George made his last appearance in Louisville (for awhile) at the Pitt Academy 25th Annual Bar-B-Q Festival on Saturday, May 16. This was George's second year to appear at the Blues Music Tent and he played that night like it would be his final performance. His set opened with "Samba Ramba" an instrumental collaboration with his lead guitarist, Lindsay Olive. George laid back while Lindsay opened, setting the tone with some subtle chords and then George eased into the melody with several stirring solos. George was all over the musical map that evening, from T-Bone Walker's "Party Girl" to Bobby Troup's "Route 66." It is in the Louisiana bayou's and New Orleans where George's harp and vocals are most potent. He put a voodoo spell one everyone in the tent that night with his closer, "Congo Square." The mystique was thick as damp swamp air when George and Lindsay were trading licks.

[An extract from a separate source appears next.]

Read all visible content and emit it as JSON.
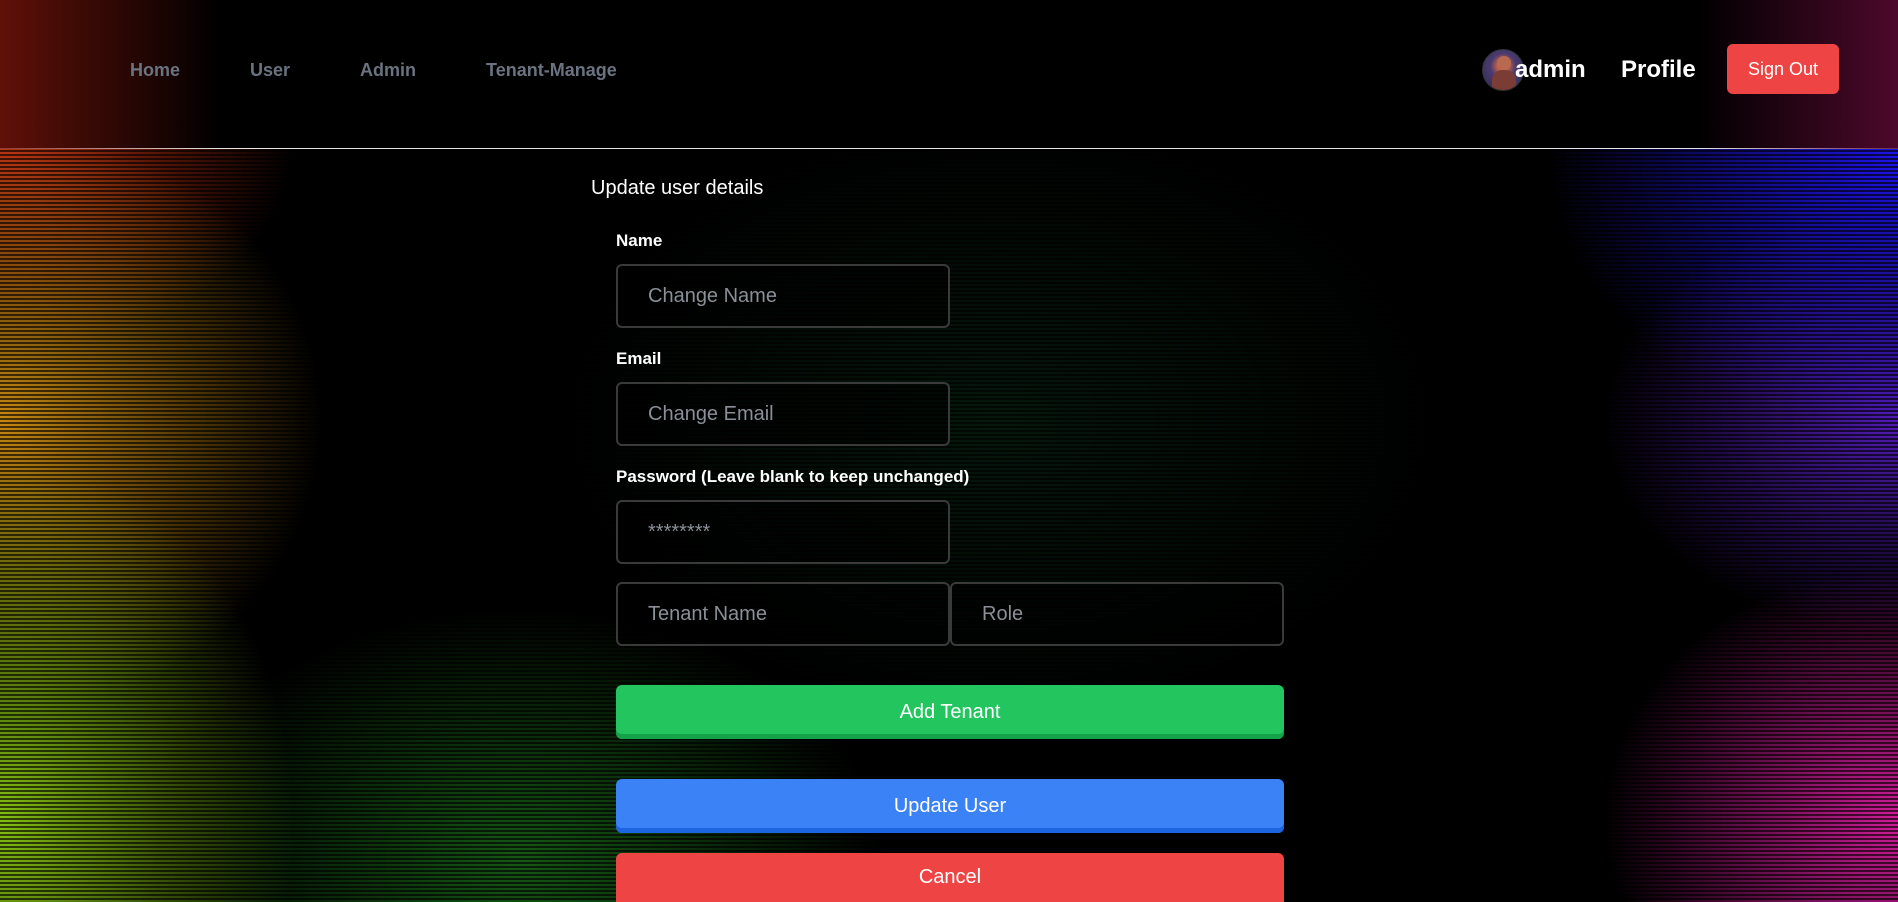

George will return briefly this August for a concert in Frankfort on August 7 and an appearance at the Thursday jam at Longshots. He is hoping to book some other gigs in the area around this visit. We will miss you for now, Red.